Here is my personal take on the Wells Fargo Student Credit Card.
The application proudly touts that students can earn 3% cash back on gas, grocery, and drugstore purchases. But keep reading and you will see that you only get that at the beginning…
After the first 6 months, those categories will only earn 1%, as will everything else. So basically, this is just a vanilla 1% rewards card and nothing else, since you don’t get any good benefits with it.
The rates and fees?
The interest rates ramp up after the first six months.
Wells Fargo doesn’t give a 0% intro rate. Instead, they give this:
- 5.9% to 13.9% intro APR for first 6 months
- 11.15% – 21.15% variable APR after 6 months
Of course you can avoid interest charges entirely if you pay off the full owed amount when the bill comes. But if you don’t do that, then you will get charged interest and it will go back retroactively to the date of the purchases.
There’s no annual fee for Wells Fargo’s student credit card. But then again, the same can be said about almost every college card on the market that’s issued by a major bank.
Obviously, anyone 18 or 19 years old will have little to no credit history. That’s why student credit cards set a low bar for the qualifications.
For income, if you have a co-signer (like mom or dad) then you personally don’t need to have any income. But if you want to apply on your own without a cosigner, the minimum income requirements are $3,000:
That’s slightly above average since most college credit cards I’ve reviewed have a minimum requirement of only $1,500 or $2,000. But whatever the case… even $3,000 per year is an easy level to reach!
The Wells Fargo website doesn’t spell out what you can include for “income” on the credit card application. But with most banks, students are allowed to include financial support from parents (money mom and dad give you) as well as scholarships. Crazy, huh? Though I don’t know if WF will let you count those or not.
And your credit score? There’s no officially published requirement for that. As long as you don’t have anything negative on your credit report (such as charge-offs or late payments on loans) then even a low score should be fine.
How to apply?
It’s possible to apply online if you already have an online account setup for Wells Fargo banking. If not, the application will have to be done in-person at a branch.
The one annoying thing about the process is that they ask you to send proof that you’re a college student:
This is the only student card I’ve seen that requires you to submit proof. If you put on the application that you’re a freshman at say, University of California San Diego, most credit card companies will simply take your word for it. But not WF, they are going to require proof and that only slows down the whole approval process.

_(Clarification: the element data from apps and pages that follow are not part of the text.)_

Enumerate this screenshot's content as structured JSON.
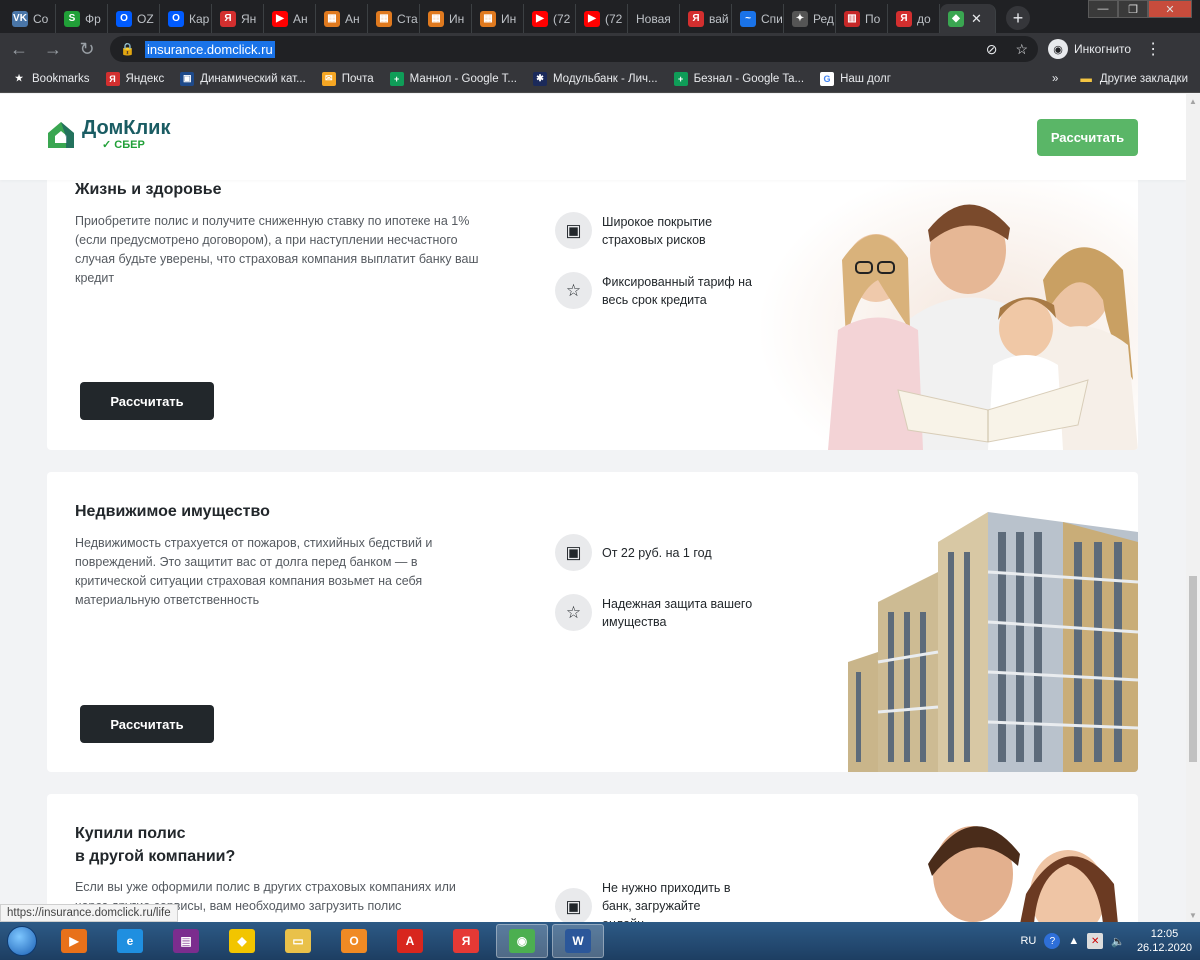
{
  "browser": {
    "tabs": [
      {
        "label": "Со",
        "icon": "vk-icon",
        "color": "#4a76a8",
        "glyph": "VK"
      },
      {
        "label": "Фр",
        "icon": "sber-icon",
        "color": "#21a038",
        "glyph": "S"
      },
      {
        "label": "OZ",
        "icon": "ozon-icon",
        "color": "#005bff",
        "glyph": "O"
      },
      {
        "label": "Кар",
        "icon": "ozon-icon",
        "color": "#005bff",
        "glyph": "O"
      },
      {
        "label": "Ян",
        "icon": "yandex-icon",
        "color": "#d32f2f",
        "glyph": "Я"
      },
      {
        "label": "Ан",
        "icon": "youtube-icon",
        "color": "#ff0000",
        "glyph": "▶"
      },
      {
        "label": "Ан",
        "icon": "sheet-icon",
        "color": "#e07a1f",
        "glyph": "▦"
      },
      {
        "label": "Ста",
        "icon": "sheet-icon",
        "color": "#e07a1f",
        "glyph": "▦"
      },
      {
        "label": "Ин",
        "icon": "sheet-icon",
        "color": "#e07a1f",
        "glyph": "▦"
      },
      {
        "label": "Ин",
        "icon": "sheet-icon",
        "color": "#e07a1f",
        "glyph": "▦"
      },
      {
        "label": "(72",
        "icon": "youtube-icon",
        "color": "#ff0000",
        "glyph": "▶"
      },
      {
        "label": "(72",
        "icon": "youtube-icon",
        "color": "#ff0000",
        "glyph": "▶"
      },
      {
        "label": "Новая",
        "icon": "",
        "color": "",
        "glyph": ""
      },
      {
        "label": "вай",
        "icon": "yandex-icon",
        "color": "#d32f2f",
        "glyph": "Я"
      },
      {
        "label": "Спи",
        "icon": "link-icon",
        "color": "#1a73e8",
        "glyph": "~"
      },
      {
        "label": "Ред",
        "icon": "sparkle-icon",
        "color": "#555555",
        "glyph": "✦"
      },
      {
        "label": "По",
        "icon": "chart-icon",
        "color": "#c62828",
        "glyph": "▥"
      },
      {
        "label": "до",
        "icon": "yandex-icon",
        "color": "#d32f2f",
        "glyph": "Я"
      }
    ],
    "active_tab_icon_color": "#3aa651",
    "url": "insurance.domclick.ru",
    "incognito_label": "Инкогнито",
    "bookmarks": [
      {
        "label": "Bookmarks",
        "icon": "star-icon",
        "color": "#35363a",
        "glyph": "★"
      },
      {
        "label": "Яндекс",
        "icon": "yandex-icon",
        "color": "#d32f2f",
        "glyph": "Я"
      },
      {
        "label": "Динамический кат...",
        "icon": "catalog-icon",
        "color": "#1e4a8a",
        "glyph": "▣"
      },
      {
        "label": "Почта",
        "icon": "mail-icon",
        "color": "#f5a623",
        "glyph": "✉"
      },
      {
        "label": "Маннол - Google T...",
        "icon": "sheets-icon",
        "color": "#0f9d58",
        "glyph": "+"
      },
      {
        "label": "Модульбанк - Лич...",
        "icon": "modulbank-icon",
        "color": "#1b2a5a",
        "glyph": "✱"
      },
      {
        "label": "Безнал - Google Ta...",
        "icon": "sheets-icon",
        "color": "#0f9d58",
        "glyph": "+"
      },
      {
        "label": "Наш долг",
        "icon": "google-icon",
        "color": "#ffffff",
        "glyph": "G"
      }
    ],
    "other_bookmarks": "Другие закладки",
    "status_url": "https://insurance.domclick.ru/life"
  },
  "header": {
    "logo_text": "ДомКлик",
    "logo_sub": "СБЕР",
    "button": "Рассчитать"
  },
  "cards": [
    {
      "title": "Жизнь и здоровье",
      "description": "Приобретите полис и получите сниженную ставку по ипотеке на 1% (если предусмотрено договором), а при наступлении несчастного случая будьте уверены, что страховая компания выплатит банку ваш кредит",
      "features": [
        {
          "icon": "money-icon",
          "text": "Широкое покрытие страховых рисков"
        },
        {
          "icon": "star-icon",
          "text": "Фиксированный тариф на весь срок кредита"
        }
      ],
      "button": "Рассчитать"
    },
    {
      "title": "Недвижимое имущество",
      "description": "Недвижимость страхуется от пожаров, стихийных бедствий и повреждений. Это защитит вас от долга перед банком — в критической ситуации страховая компания возьмет на себя материальную ответственность",
      "features": [
        {
          "icon": "money-icon",
          "text": "От 22 руб. на 1 год"
        },
        {
          "icon": "star-icon",
          "text": "Надежная защита вашего имущества"
        }
      ],
      "button": "Рассчитать"
    },
    {
      "title_line1": "Купили полис",
      "title_line2": "в другой компании?",
      "description": "Если вы уже оформили полис в других страховых компаниях или через другие сервисы, вам необходимо загрузить полис",
      "features": [
        {
          "icon": "money-icon",
          "text": "Не нужно приходить в банк, загружайте онлайн"
        }
      ]
    }
  ],
  "taskbar": {
    "apps": [
      {
        "icon": "media-player-icon",
        "color": "#e8711a",
        "glyph": "▶"
      },
      {
        "icon": "ie-icon",
        "color": "#1f8fe0",
        "glyph": "e"
      },
      {
        "icon": "winrar-icon",
        "color": "#7b2d8e",
        "glyph": "▤"
      },
      {
        "icon": "batman-icon",
        "color": "#f2c500",
        "glyph": "◆"
      },
      {
        "icon": "explorer-icon",
        "color": "#e9c14a",
        "glyph": "▭"
      },
      {
        "icon": "outlook-icon",
        "color": "#f08a24",
        "glyph": "O"
      },
      {
        "icon": "acrobat-icon",
        "color": "#d8261d",
        "glyph": "A"
      },
      {
        "icon": "yandex-browser-icon",
        "color": "#e53935",
        "glyph": "Я"
      },
      {
        "icon": "chrome-icon",
        "color": "#4caf50",
        "glyph": "◉"
      },
      {
        "icon": "word-icon",
        "color": "#2b579a",
        "glyph": "W"
      }
    ],
    "lang": "RU",
    "time": "12:05",
    "date": "26.12.2020"
  }
}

Now for the #1 reason why I might recommend alternatives
This credit card isn’t bad, but it seems to be somewhat pedestrian in terms of rewards. In terms of an overall banking relationship…
I understand it can be convenient having your savings, checking, and credit card(s) all from the same institution but in this day and age it all depends on if there is a value to the relationship in terms of getting discounts or value for having multiple account relationships. Most of the large banks offer an array of financial services, including credit cards. Just do your homework before deciding to put all your eggs in one basket.
As for student credit cards, my current favorite of 2016 is the Discover it for students because it’s easy to get and gives 5% cash back on rotating categories when you signup. You can read my full review of it here.
If you don’t like rotating categories, keep in mind that Discover recently started offering another student card (the Discover it chrome for Students) that gives 2 percent cash back year round on gas and restaurants (for up to $1,000 in spending each quarter). Currently, both cards are available, so pick the one that works best for your spending patterns.
Updated February 15, 2016